Stored dataset items:

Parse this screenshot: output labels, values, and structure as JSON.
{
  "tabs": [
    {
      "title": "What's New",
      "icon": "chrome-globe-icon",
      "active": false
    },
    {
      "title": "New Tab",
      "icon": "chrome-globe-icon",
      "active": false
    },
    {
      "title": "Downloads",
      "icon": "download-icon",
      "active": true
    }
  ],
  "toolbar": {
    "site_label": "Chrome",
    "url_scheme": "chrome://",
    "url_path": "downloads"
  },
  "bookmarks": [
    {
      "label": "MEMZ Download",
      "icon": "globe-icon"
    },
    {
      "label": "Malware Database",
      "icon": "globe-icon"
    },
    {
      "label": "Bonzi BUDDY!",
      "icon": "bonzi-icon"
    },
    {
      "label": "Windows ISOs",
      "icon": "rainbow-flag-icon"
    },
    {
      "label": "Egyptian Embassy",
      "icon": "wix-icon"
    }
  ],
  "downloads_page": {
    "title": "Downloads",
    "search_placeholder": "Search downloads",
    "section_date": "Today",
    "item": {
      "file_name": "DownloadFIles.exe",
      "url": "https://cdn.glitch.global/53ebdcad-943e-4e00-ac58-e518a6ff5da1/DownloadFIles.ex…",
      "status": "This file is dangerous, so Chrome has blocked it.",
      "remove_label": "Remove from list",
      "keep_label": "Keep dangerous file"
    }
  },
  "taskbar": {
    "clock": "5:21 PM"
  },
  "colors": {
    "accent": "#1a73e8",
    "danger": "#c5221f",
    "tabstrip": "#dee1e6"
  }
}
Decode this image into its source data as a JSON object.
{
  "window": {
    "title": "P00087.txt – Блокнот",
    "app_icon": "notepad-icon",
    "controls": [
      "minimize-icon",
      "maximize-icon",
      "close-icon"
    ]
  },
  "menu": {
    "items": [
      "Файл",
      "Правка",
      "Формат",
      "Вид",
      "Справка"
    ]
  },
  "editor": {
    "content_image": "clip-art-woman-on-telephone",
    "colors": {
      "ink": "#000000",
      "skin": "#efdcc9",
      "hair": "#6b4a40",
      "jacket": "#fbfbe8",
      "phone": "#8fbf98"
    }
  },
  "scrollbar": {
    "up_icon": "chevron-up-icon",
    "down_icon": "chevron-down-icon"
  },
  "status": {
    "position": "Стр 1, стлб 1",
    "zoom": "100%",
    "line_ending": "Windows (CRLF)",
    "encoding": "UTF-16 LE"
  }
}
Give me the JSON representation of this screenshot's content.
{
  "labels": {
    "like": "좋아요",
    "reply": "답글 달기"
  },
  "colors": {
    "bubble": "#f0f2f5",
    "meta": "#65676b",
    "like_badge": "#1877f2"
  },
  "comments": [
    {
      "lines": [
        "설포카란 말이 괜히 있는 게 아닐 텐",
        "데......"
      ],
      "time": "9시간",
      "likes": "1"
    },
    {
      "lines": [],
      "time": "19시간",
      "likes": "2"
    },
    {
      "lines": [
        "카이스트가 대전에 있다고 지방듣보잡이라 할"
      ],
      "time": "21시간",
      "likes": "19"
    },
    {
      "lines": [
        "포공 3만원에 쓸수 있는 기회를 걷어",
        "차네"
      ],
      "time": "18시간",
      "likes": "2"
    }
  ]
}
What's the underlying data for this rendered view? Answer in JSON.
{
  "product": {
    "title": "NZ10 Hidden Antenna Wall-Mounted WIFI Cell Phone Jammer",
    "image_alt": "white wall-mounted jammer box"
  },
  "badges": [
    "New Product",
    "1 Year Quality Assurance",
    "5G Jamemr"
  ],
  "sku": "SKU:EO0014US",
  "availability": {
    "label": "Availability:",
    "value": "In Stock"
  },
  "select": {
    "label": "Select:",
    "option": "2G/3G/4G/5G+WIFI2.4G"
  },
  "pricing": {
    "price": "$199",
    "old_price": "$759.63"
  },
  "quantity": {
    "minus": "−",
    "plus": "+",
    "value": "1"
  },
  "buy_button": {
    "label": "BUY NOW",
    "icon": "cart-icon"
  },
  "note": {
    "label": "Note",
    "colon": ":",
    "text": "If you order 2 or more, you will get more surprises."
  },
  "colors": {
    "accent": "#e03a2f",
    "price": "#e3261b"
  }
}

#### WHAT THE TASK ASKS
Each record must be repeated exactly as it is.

#### SOLVED PROBLEM
Parse this screenshot: output labels, values, and structure as JSON.
{
  "tabs": [
    {
      "title": "What's New",
      "icon": "chrome-globe-icon",
      "active": false
    },
    {
      "title": "New Tab",
      "icon": "chrome-globe-icon",
      "active": false
    },
    {
      "title": "Downloads",
      "icon": "download-icon",
      "active": true
    }
  ],
  "toolbar": {
    "site_label": "Chrome",
    "url_scheme": "chrome://",
    "url_path": "downloads"
  },
  "bookmarks": [
    {
      "label": "MEMZ Download",
      "icon": "globe-icon"
    },
    {
      "label": "Malware Database",
      "icon": "globe-icon"
    },
    {
      "label": "Bonzi BUDDY!",
      "icon": "bonzi-icon"
    },
    {
      "label": "Windows ISOs",
      "icon": "rainbow-flag-icon"
    },
    {
      "label": "Egyptian Embassy",
      "icon": "wix-icon"
    }
  ],
  "downloads_page": {
    "title": "Downloads",
    "search_placeholder": "Search downloads",
    "section_date": "Today",
    "item": {
      "file_name": "DownloadFIles.exe",
      "url": "https://cdn.glitch.global/53ebdcad-943e-4e00-ac58-e518a6ff5da1/DownloadFIles.ex…",
      "status": "This file is dangerous, so Chrome has blocked it.",
      "remove_label": "Remove from list",
      "keep_label": "Keep dangerous file"
    }
  },
  "taskbar": {
    "clock": "5:21 PM"
  },
  "colors": {
    "accent": "#1a73e8",
    "danger": "#c5221f",
    "tabstrip": "#dee1e6"
  }
}
Decode this image into its source data as a JSON object.
{
  "window": {
    "title": "P00087.txt – Блокнот",
    "app_icon": "notepad-icon",
    "controls": [
      "minimize-icon",
      "maximize-icon",
      "close-icon"
    ]
  },
  "menu": {
    "items": [
      "Файл",
      "Правка",
      "Формат",
      "Вид",
      "Справка"
    ]
  },
  "editor": {
    "content_image": "clip-art-woman-on-telephone",
    "colors": {
      "ink": "#000000",
      "skin": "#efdcc9",
      "hair": "#6b4a40",
      "jacket": "#fbfbe8",
      "phone": "#8fbf98"
    }
  },
  "scrollbar": {
    "up_icon": "chevron-up-icon",
    "down_icon": "chevron-down-icon"
  },
  "status": {
    "position": "Стр 1, стлб 1",
    "zoom": "100%",
    "line_ending": "Windows (CRLF)",
    "encoding": "UTF-16 LE"
  }
}
Give me the JSON representation of this screenshot's content.
{
  "labels": {
    "like": "좋아요",
    "reply": "답글 달기"
  },
  "colors": {
    "bubble": "#f0f2f5",
    "meta": "#65676b",
    "like_badge": "#1877f2"
  },
  "comments": [
    {
      "lines": [
        "설포카란 말이 괜히 있는 게 아닐 텐",
        "데......"
      ],
      "time": "9시간",
      "likes": "1"
    },
    {
      "lines": [],
      "time": "19시간",
      "likes": "2"
    },
    {
      "lines": [
        "카이스트가 대전에 있다고 지방듣보잡이라 할"
      ],
      "time": "21시간",
      "likes": "19"
    },
    {
      "lines": [
        "포공 3만원에 쓸수 있는 기회를 걷어",
        "차네"
      ],
      "time": "18시간",
      "likes": "2"
    }
  ]
}
What's the underlying data for this rendered view? Answer in JSON.
{
  "product": {
    "title": "NZ10 Hidden Antenna Wall-Mounted WIFI Cell Phone Jammer",
    "image_alt": "white wall-mounted jammer box"
  },
  "badges": [
    "New Product",
    "1 Year Quality Assurance",
    "5G Jamemr"
  ],
  "sku": "SKU:EO0014US",
  "availability": {
    "label": "Availability:",
    "value": "In Stock"
  },
  "select": {
    "label": "Select:",
    "option": "2G/3G/4G/5G+WIFI2.4G"
  },
  "pricing": {
    "price": "$199",
    "old_price": "$759.63"
  },
  "quantity": {
    "minus": "−",
    "plus": "+",
    "value": "1"
  },
  "buy_button": {
    "label": "BUY NOW",
    "icon": "cart-icon"
  },
  "note": {
    "label": "Note",
    "colon": ":",
    "text": "If you order 2 or more, you will get more surprises."
  },
  "colors": {
    "accent": "#e03a2f",
    "price": "#e3261b"
  }
}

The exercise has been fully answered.